RECORDS TO USE:
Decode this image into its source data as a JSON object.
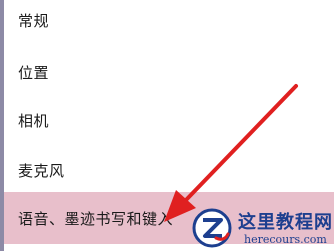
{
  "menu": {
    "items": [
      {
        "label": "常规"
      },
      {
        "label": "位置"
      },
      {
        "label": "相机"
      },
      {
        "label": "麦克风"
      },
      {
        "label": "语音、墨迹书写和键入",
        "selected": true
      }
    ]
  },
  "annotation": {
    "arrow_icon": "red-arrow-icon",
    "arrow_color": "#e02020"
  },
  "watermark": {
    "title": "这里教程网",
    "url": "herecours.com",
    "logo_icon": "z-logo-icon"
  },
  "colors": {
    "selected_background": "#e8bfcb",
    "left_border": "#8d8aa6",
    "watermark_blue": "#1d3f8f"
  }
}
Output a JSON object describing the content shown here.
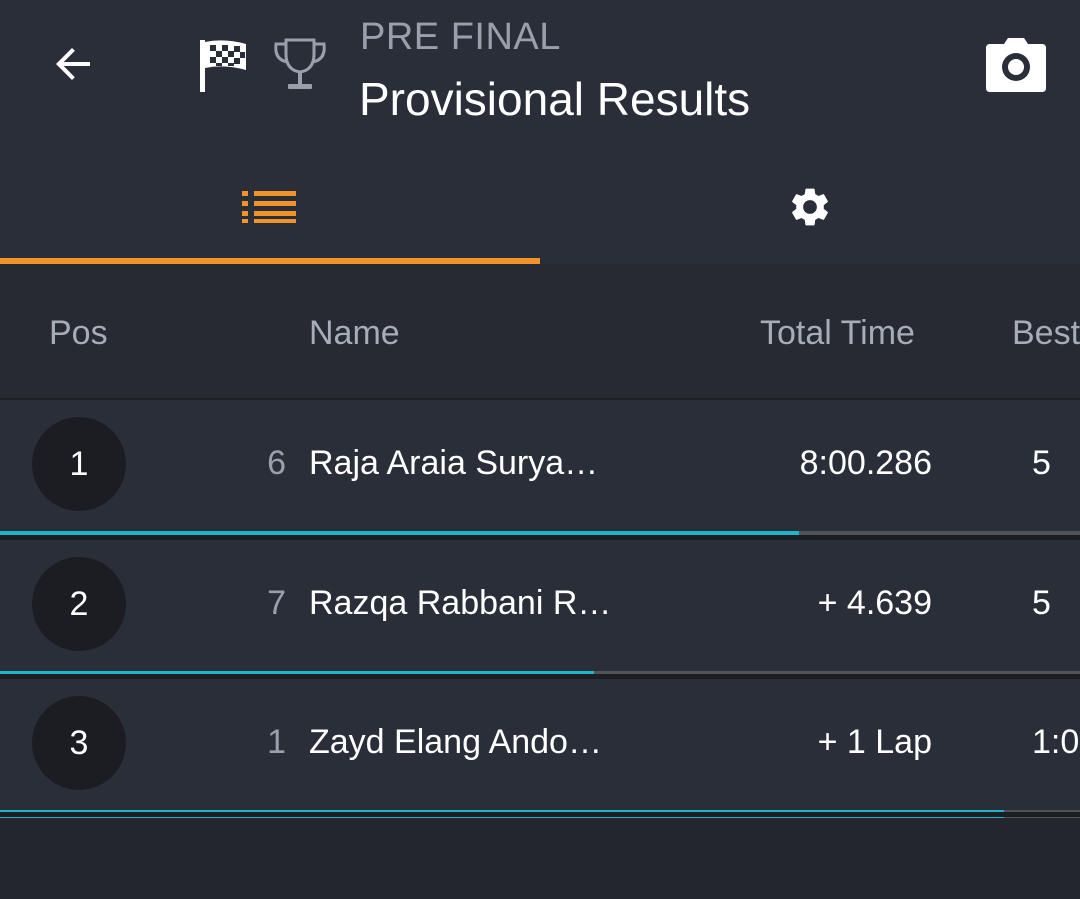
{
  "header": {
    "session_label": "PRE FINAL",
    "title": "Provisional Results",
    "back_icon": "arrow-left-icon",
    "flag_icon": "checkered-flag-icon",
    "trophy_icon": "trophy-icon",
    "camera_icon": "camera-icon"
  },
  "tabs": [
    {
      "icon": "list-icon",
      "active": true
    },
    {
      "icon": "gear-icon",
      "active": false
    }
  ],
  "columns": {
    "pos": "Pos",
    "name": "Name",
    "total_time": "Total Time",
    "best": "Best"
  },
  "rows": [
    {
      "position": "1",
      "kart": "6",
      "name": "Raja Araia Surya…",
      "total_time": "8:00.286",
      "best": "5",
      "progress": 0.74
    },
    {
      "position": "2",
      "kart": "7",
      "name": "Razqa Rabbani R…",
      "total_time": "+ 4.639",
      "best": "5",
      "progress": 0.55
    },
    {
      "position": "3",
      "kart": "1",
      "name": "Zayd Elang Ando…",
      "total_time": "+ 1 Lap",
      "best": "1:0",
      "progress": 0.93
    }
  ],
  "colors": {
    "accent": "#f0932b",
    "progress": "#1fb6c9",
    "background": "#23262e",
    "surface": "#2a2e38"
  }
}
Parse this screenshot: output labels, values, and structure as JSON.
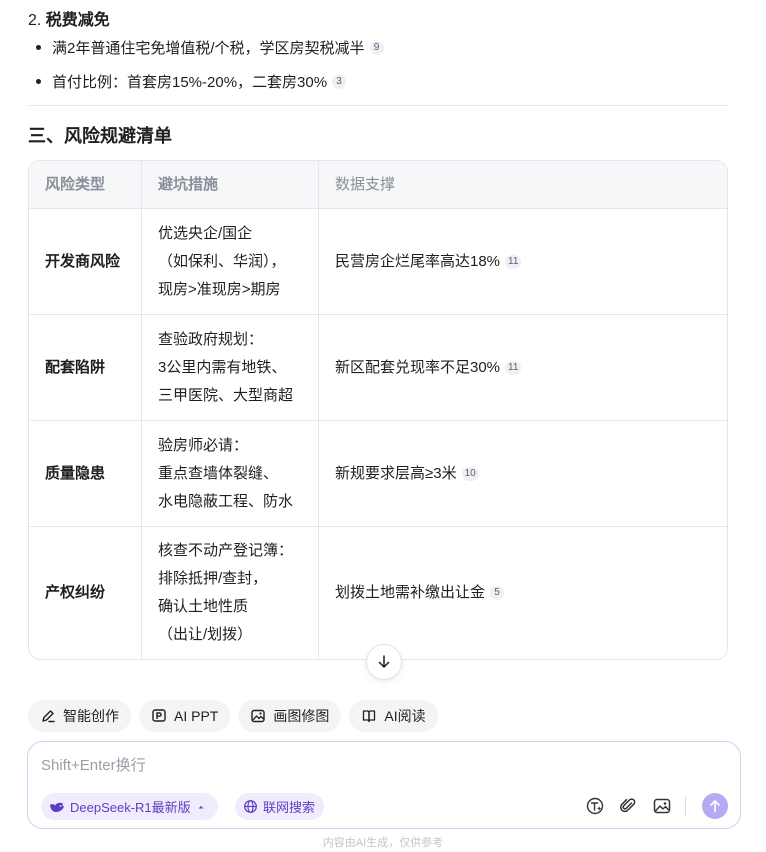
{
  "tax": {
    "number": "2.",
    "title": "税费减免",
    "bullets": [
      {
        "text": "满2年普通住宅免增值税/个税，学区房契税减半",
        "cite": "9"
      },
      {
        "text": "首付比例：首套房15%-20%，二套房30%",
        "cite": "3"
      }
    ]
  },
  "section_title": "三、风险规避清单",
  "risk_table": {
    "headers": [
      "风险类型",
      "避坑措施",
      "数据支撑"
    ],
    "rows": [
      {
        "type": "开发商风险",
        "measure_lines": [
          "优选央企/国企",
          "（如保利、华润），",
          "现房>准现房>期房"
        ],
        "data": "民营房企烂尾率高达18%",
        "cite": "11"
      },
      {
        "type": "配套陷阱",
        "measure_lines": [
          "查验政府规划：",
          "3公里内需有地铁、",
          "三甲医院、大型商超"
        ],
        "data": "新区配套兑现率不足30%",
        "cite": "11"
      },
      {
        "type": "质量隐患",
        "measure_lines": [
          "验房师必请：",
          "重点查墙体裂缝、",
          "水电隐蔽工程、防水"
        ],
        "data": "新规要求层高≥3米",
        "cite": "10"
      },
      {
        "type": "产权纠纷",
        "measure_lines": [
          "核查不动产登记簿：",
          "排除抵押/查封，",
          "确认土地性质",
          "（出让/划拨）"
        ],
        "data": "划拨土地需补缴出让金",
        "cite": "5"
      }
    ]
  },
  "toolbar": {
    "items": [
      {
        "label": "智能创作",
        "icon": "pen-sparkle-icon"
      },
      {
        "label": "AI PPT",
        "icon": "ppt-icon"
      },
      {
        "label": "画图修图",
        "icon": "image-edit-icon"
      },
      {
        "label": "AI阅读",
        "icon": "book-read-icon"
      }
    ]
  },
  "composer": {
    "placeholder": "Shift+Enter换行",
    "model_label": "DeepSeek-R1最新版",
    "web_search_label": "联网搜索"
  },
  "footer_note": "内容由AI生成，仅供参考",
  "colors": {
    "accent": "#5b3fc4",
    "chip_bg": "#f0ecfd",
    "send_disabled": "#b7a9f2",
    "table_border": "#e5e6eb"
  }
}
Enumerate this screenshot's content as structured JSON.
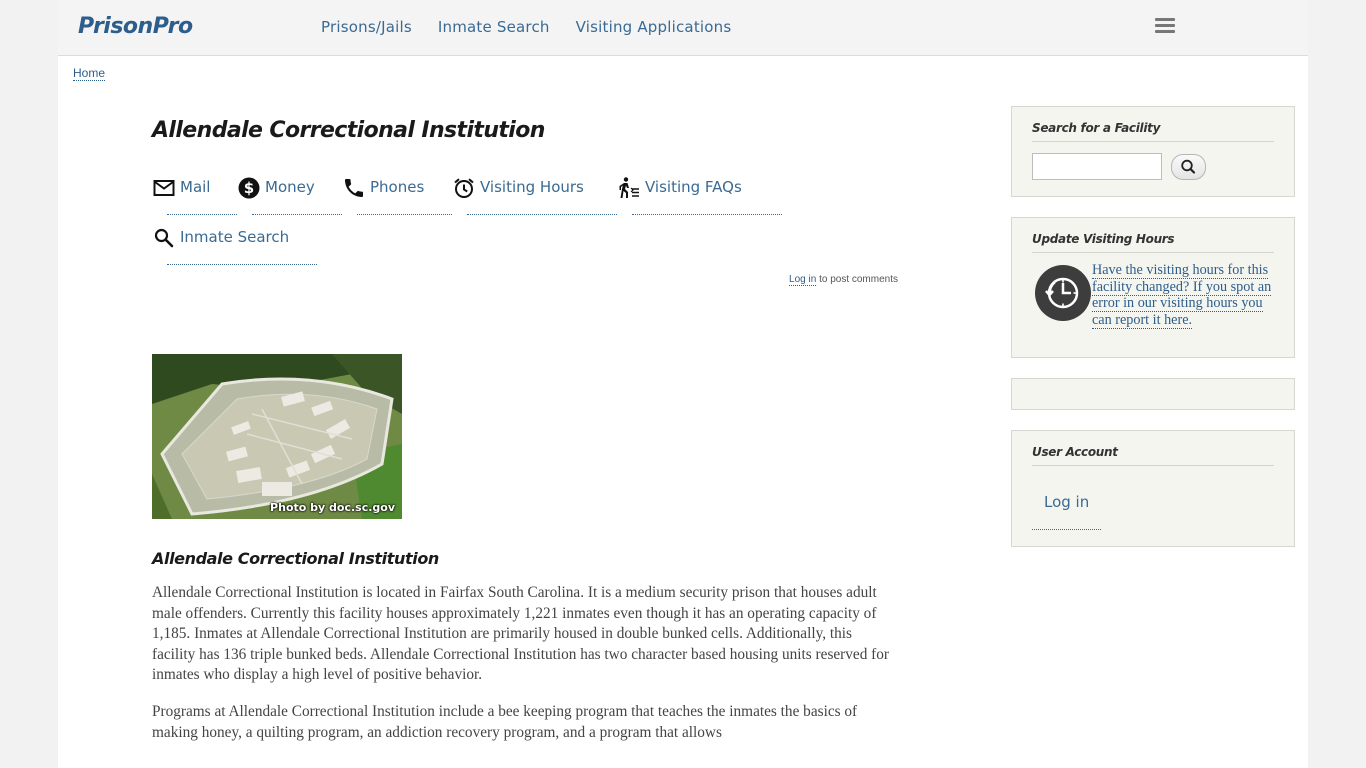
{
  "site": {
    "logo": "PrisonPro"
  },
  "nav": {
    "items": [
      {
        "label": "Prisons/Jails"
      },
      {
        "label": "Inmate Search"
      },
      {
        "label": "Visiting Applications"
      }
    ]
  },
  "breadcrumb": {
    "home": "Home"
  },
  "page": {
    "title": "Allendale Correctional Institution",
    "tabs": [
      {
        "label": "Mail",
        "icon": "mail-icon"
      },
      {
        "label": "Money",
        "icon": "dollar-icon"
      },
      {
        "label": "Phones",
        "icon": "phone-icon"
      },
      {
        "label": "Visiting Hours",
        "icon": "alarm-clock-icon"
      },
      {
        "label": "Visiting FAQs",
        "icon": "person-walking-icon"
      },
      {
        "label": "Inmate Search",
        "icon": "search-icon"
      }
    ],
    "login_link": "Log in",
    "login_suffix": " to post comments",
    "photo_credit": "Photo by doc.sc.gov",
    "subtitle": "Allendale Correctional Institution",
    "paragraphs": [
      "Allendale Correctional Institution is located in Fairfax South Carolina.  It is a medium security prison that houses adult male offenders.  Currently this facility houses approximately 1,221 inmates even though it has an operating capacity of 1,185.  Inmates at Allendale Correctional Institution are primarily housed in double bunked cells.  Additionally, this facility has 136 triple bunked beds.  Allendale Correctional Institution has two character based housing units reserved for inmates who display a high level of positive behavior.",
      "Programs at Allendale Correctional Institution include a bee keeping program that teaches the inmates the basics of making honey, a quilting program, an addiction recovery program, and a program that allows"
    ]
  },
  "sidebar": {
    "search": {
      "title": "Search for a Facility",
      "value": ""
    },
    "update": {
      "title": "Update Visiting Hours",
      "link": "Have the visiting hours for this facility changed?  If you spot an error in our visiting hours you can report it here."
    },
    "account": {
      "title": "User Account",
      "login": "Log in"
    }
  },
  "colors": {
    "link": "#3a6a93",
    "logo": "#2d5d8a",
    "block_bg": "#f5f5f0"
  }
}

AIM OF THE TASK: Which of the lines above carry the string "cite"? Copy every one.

RESPONSE BELOW:
        "cite": "9"
        "cite": "3"
        "cite": "11"
        "cite": "11"
        "cite": "10"
        "cite": "5"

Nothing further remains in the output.